The Alliance represents 12 automakers: BMW, Fiat Chrysler, Ford, GM, Jaguar Land Rover, Mazda, Mercedes-Benz, Mitsubishi, Porsche, Toyota, VW, and Volvo. Gloria Bergquist, a spokesperson for the Alliance, told Automotive News that the "EPA's sudden and controversial move to propose auto regulations eight months early - even after Congress warned agencies about taking such steps while political appointees were packing their bags - calls out for congressional action to pause this rulemaking until a thoughtful policy review can occur."
The EPA was going to consider public comments through April 2017, but then said it would move the deadline to the end of December. That means that it can finalize the rules before President Obama leaves office.
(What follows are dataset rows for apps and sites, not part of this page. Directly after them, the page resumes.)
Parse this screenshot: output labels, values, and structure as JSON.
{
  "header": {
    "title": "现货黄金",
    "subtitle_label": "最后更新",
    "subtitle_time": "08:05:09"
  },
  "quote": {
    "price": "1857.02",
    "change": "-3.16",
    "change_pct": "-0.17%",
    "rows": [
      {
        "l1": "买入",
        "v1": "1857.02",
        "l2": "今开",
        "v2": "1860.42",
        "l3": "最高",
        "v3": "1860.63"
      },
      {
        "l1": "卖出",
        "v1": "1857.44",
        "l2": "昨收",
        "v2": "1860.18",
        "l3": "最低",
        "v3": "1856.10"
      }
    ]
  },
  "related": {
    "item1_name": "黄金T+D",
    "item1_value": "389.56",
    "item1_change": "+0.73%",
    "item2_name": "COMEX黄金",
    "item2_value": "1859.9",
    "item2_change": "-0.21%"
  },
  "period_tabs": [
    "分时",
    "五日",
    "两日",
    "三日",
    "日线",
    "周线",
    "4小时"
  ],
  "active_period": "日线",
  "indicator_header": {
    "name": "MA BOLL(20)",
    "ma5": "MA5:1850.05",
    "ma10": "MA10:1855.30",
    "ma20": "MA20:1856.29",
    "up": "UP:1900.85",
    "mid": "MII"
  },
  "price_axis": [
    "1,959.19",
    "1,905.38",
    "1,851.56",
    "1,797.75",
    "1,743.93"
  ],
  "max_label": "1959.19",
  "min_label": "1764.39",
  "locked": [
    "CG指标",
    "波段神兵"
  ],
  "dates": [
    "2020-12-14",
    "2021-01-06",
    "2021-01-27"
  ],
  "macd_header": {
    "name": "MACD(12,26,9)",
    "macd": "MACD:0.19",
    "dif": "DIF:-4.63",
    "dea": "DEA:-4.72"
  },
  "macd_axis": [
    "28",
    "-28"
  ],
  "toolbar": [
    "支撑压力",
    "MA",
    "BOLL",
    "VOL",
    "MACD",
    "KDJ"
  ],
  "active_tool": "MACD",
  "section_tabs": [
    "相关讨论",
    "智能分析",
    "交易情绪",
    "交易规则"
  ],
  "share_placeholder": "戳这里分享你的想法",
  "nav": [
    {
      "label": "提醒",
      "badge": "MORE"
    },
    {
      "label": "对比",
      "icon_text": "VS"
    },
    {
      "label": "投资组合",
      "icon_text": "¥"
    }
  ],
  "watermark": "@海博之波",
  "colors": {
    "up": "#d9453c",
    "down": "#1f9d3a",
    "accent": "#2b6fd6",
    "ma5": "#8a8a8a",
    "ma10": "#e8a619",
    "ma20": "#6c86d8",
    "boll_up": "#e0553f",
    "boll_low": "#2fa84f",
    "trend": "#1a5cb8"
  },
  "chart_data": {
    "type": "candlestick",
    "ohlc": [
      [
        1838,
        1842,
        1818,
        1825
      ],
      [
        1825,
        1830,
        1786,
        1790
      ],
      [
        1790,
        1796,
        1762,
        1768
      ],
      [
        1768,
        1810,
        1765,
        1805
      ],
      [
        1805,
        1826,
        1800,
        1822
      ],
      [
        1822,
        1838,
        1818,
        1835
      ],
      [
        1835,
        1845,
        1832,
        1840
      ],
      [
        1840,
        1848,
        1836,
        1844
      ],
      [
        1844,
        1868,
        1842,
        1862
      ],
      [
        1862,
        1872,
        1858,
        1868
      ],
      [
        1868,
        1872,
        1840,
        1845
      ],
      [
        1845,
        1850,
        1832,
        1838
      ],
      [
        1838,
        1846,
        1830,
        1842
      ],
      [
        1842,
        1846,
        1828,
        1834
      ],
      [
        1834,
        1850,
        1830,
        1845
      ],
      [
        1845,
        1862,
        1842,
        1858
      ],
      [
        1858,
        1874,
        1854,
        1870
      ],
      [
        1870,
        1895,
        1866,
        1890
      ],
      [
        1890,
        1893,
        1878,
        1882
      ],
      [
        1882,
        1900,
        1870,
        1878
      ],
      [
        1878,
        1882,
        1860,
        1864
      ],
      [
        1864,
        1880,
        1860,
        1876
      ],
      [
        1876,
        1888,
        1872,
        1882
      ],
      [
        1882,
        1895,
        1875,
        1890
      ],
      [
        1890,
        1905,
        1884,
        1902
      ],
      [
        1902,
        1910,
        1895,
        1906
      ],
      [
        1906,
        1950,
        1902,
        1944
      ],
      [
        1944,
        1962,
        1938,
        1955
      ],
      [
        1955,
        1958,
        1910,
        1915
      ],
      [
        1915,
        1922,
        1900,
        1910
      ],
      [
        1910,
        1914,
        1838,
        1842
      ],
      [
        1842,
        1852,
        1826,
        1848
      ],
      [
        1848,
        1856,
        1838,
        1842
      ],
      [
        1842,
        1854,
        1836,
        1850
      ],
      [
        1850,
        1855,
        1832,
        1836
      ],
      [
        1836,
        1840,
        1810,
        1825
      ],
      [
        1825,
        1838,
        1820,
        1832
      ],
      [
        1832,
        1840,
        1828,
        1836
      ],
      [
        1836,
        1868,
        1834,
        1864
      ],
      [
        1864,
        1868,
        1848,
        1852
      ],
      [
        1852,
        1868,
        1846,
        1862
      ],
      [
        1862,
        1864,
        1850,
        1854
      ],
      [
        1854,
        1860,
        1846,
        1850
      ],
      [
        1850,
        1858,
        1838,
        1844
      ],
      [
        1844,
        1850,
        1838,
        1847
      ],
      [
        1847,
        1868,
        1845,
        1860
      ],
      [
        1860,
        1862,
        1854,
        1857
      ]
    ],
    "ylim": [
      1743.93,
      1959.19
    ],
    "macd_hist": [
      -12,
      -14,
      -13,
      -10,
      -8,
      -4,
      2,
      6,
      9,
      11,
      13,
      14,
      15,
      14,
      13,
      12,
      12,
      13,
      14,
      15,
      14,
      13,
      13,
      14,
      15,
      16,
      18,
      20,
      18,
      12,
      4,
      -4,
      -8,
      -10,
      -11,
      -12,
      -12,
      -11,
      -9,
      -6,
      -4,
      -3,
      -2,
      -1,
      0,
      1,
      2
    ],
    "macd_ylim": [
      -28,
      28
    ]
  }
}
The director of public affairs for the Consumer Federation of America, Jack Gillis, said on a conference call with reporters last week when the EPA originally announced its decision that it is unlikely that President Trump will be able to roll back these changes. Gillis also said on the same call that any attempt by the automakers to prevent these changes would be history repeating itself. "These are the same companies that fought airbags, and now promoting the fact that every car has multiple airbags," he said. "These are the same companies that fought the crash-test program, and now are promoting the crash-test ratings published by the government. So, it's clear that they're misperceiving the needs of the American consumer."
There are more reasons the Allliance's pushback is flawed. Carol Lee Rawn, the transportation program director for Ceres, said on that call that the automotive industry is a global one, and many automakers are moving to global platforms to help them meet strict fuel economy rules around the world. This makes business sense, she said, because global platforms increase their economies of scale, and "it makes sense to have set standards and not have the US as the outlier." Or, as the policy counsel for energy and environment for Consumers Union, Shannon Baker-Branstetter, put it, "The lobbyists are always trying to get more flexibility while the engineers are trying to get it done."